Restate the records below word for word, and omit the images they hold.

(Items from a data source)

:::

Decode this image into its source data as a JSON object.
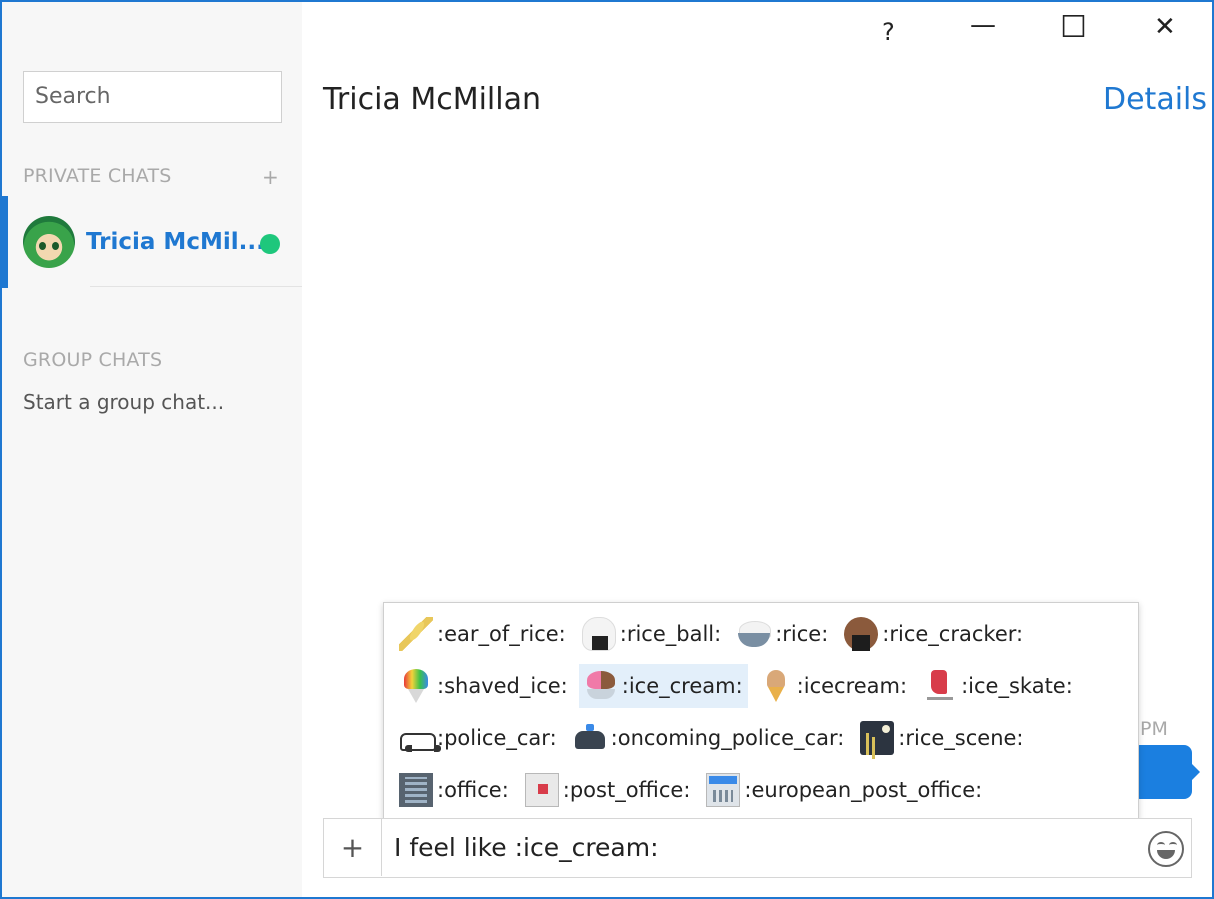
{
  "window": {
    "controls": {
      "help": "?",
      "minimize": "—",
      "maximize": "☐",
      "close": "✕"
    }
  },
  "sidebar": {
    "search_placeholder": "Search",
    "private_chats_title": "PRIVATE CHATS",
    "add_label": "+",
    "chats": [
      {
        "name": "Tricia McMil...",
        "status": "online",
        "status_color": "#1ec77c"
      }
    ],
    "group_chats_title": "GROUP CHATS",
    "group_hint": "Start a group chat..."
  },
  "main": {
    "chat_title": "Tricia McMillan",
    "details_label": "Details",
    "time_fragment": "PM",
    "accent_color": "#1f78d1"
  },
  "emoji_popup": {
    "rows": [
      [
        {
          "icon": "ear-of-rice-icon",
          "label": ":ear_of_rice:"
        },
        {
          "icon": "rice-ball-icon",
          "label": ":rice_ball:"
        },
        {
          "icon": "rice-icon",
          "label": ":rice:"
        },
        {
          "icon": "rice-cracker-icon",
          "label": ":rice_cracker:"
        }
      ],
      [
        {
          "icon": "shaved-ice-icon",
          "label": ":shaved_ice:"
        },
        {
          "icon": "ice-cream-icon",
          "label": ":ice_cream:",
          "selected": true
        },
        {
          "icon": "icecream-icon",
          "label": ":icecream:"
        },
        {
          "icon": "ice-skate-icon",
          "label": ":ice_skate:"
        }
      ],
      [
        {
          "icon": "police-car-icon",
          "label": ":police_car:"
        },
        {
          "icon": "oncoming-police-car-icon",
          "label": ":oncoming_police_car:"
        },
        {
          "icon": "rice-scene-icon",
          "label": ":rice_scene:"
        }
      ],
      [
        {
          "icon": "office-icon",
          "label": ":office:"
        },
        {
          "icon": "post-office-icon",
          "label": ":post_office:"
        },
        {
          "icon": "european-post-office-icon",
          "label": ":european_post_office:"
        }
      ]
    ]
  },
  "composer": {
    "attach_label": "+",
    "message_text": "I feel like :ice_cream:",
    "emoji_button_icon": "smiley-icon"
  }
}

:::

- [Your response]:
Decode this image into its source data as a JSON object.
{
  "window": {
    "controls": {
      "help": "?",
      "minimize": "—",
      "maximize": "☐",
      "close": "✕"
    }
  },
  "sidebar": {
    "search_placeholder": "Search",
    "private_chats_title": "PRIVATE CHATS",
    "add_label": "+",
    "chats": [
      {
        "name": "Tricia McMil...",
        "status": "online",
        "status_color": "#1ec77c"
      }
    ],
    "group_chats_title": "GROUP CHATS",
    "group_hint": "Start a group chat..."
  },
  "main": {
    "chat_title": "Tricia McMillan",
    "details_label": "Details",
    "time_fragment": "PM",
    "accent_color": "#1f78d1"
  },
  "emoji_popup": {
    "rows": [
      [
        {
          "icon": "ear-of-rice-icon",
          "label": ":ear_of_rice:"
        },
        {
          "icon": "rice-ball-icon",
          "label": ":rice_ball:"
        },
        {
          "icon": "rice-icon",
          "label": ":rice:"
        },
        {
          "icon": "rice-cracker-icon",
          "label": ":rice_cracker:"
        }
      ],
      [
        {
          "icon": "shaved-ice-icon",
          "label": ":shaved_ice:"
        },
        {
          "icon": "ice-cream-icon",
          "label": ":ice_cream:",
          "selected": true
        },
        {
          "icon": "icecream-icon",
          "label": ":icecream:"
        },
        {
          "icon": "ice-skate-icon",
          "label": ":ice_skate:"
        }
      ],
      [
        {
          "icon": "police-car-icon",
          "label": ":police_car:"
        },
        {
          "icon": "oncoming-police-car-icon",
          "label": ":oncoming_police_car:"
        },
        {
          "icon": "rice-scene-icon",
          "label": ":rice_scene:"
        }
      ],
      [
        {
          "icon": "office-icon",
          "label": ":office:"
        },
        {
          "icon": "post-office-icon",
          "label": ":post_office:"
        },
        {
          "icon": "european-post-office-icon",
          "label": ":european_post_office:"
        }
      ]
    ]
  },
  "composer": {
    "attach_label": "+",
    "message_text": "I feel like :ice_cream:",
    "emoji_button_icon": "smiley-icon"
  }
}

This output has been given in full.